The Quran describes Meccan people with the word ummyyeen (Gentiles) (62:2). According to the orthodox claim, all Meccan people must have been illiterate. Why then were the poems of pre-Islamic Meccan poets hung on the walls of the Ka’ba (the ancient monotheistic shrine of Abraham)?

The Arabs of the 7th century used letters as numbers. This alphabetical numbering system is called “Abjad.” The merchants of those days had to know the letters of the alphabet to record their accounts! If Muhammad was a successful international merchant, as is universally accepted, then he most probably knew this numbering system. The Arabs stopped using the “Abjad” system in the 9th century when they took “Arabic numbers” from India.

The different spelling of the word bism in the beginning of the Basmalah and in the first verse of chapter 96 is one of the many evidences supporting the literacy of Muhammad. It is not reasonable for an illiterate to dictate two different spellings of the same word which is pronounced the same.

The very first revelation from the Controller Gabriel was, Muslims believe, “Read!” And the first five verses of that revelation encourage reading and writing (96:1-5). The second revelation was “The pen and writing” (68:1). These facts compel some questions that orthodox scholarship would rather avoid. Does God command an illiterate man to “read”? If so, could Muhammad read after Gabriel’s instruction to do so? The story told in hadith books about the first revelation asserting that Muhammad could read only after three trials ending by an angelic “squeeze” contradicts the other stories claiming that Muhammad died as an illiterate!

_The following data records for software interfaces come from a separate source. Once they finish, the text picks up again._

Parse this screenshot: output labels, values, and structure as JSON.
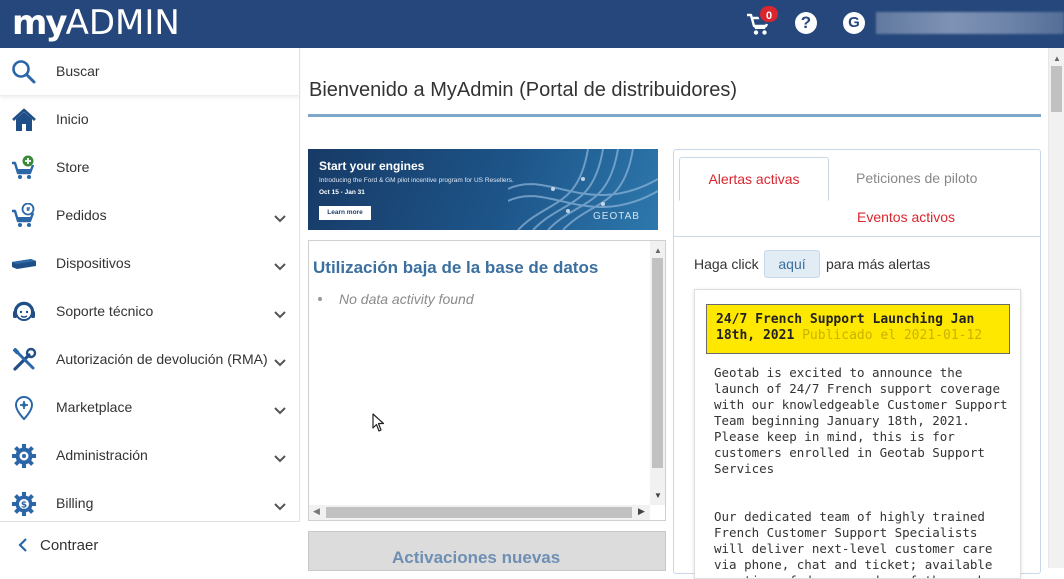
{
  "header": {
    "logo_my": "my",
    "logo_admin": "ADMIN",
    "cart_icon": "cart-icon",
    "cart_count": "0",
    "help_glyph": "?",
    "user_glyph": "G",
    "colors": {
      "bar": "#25477b",
      "badge": "#d9262f"
    }
  },
  "sidebar": {
    "search_label": "Buscar",
    "items": [
      {
        "label": "Inicio",
        "icon": "home-icon"
      },
      {
        "label": "Store",
        "icon": "cart-plus-icon"
      },
      {
        "label": "Pedidos",
        "icon": "cart-g-icon"
      },
      {
        "label": "Dispositivos",
        "icon": "device-icon"
      },
      {
        "label": "Soporte técnico",
        "icon": "headset-icon"
      },
      {
        "label": "Autorización de devolución (RMA)",
        "icon": "tools-icon"
      },
      {
        "label": "Marketplace",
        "icon": "marketplace-icon"
      },
      {
        "label": "Administración",
        "icon": "gear-icon"
      },
      {
        "label": "Billing",
        "icon": "billing-gear-icon"
      }
    ],
    "collapse_label": "Contraer"
  },
  "main": {
    "title": "Bienvenido a MyAdmin (Portal de distribuidores)",
    "banner": {
      "title": "Start your engines",
      "subtitle": "Introducing the Ford & GM pilot incentive program for US Resellers.",
      "dates": "Oct 15 - Jan 31",
      "button": "Learn more",
      "brand": "GEOTAB"
    },
    "db_panel": {
      "title": "Utilización baja de la base de datos",
      "empty": "No data activity found"
    },
    "activations_panel": {
      "title": "Activaciones nuevas"
    }
  },
  "alerts": {
    "tabs": {
      "active": "Alertas activas",
      "pilot": "Peticiones de piloto",
      "events": "Eventos activos"
    },
    "click_prefix": "Haga click",
    "click_button": "aquí",
    "click_suffix": "para más alertas",
    "news": {
      "headline": "24/7 French Support Launching Jan 18th, 2021",
      "published": "Publicado el 2021-01-12",
      "paragraph1": "Geotab is excited to announce the launch of 24/7 French support coverage with our knowledgeable Customer Support Team beginning January 18th, 2021. Please keep in mind, this is for customers enrolled in Geotab Support Services",
      "paragraph2": "Our dedicated team of highly trained French Customer Support Specialists will deliver next-level customer care via phone, chat and ticket; available any time of day, any day of the week, excluding Canadian"
    }
  }
}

Traditional history books accept that Muhammad dictated the Quran and controlled its recording. Even if we accept that Muhammad did not know how to read or write before revelation of the Quran, we cannot claim that he preserved this illiteracy during the 23 years while he was dictating the Quran! Let us accept, for the sake of argument, that Muhammad was illiterate before the revelation of the Quran. Why then did he insist on staying illiterate for 23 years after the first revelation: “Read!”? Did he not obey his Lord’s command? Did he receive another command forbidding him from reading and writing?

Was it so difficult for Muhammad to learn to read and write? If a person still does not learn to read and write after 23 years of careful dictation of a book, what kind of intellect is that?

If Muhammad was encouraging his followers to read and write (which he did when he recited 2:44 to them), then why should he have excluded himself?

Muslim scholars, who are in disagreement on a bewildering array of subjects, somehow have managed to agree on the story of Muhammad’s illiteracy. Perhaps the glorification of illiteracy, using it as a positive attribute of a worshipped figure, is one of the causes of the high current level of illiteracy in Muslim communities.

PS: There is another meaning of ummy, which does not exclude Gentile, is “the one who is the resident of the capital city.” Mecca was the capital city of medieval Arabia and it is referred in the Quran as “Umm ul-Qura” that is “the mother of cities” (42:7).

Do we Need Muhammad to Understand the Quran?

(Click below for the next page)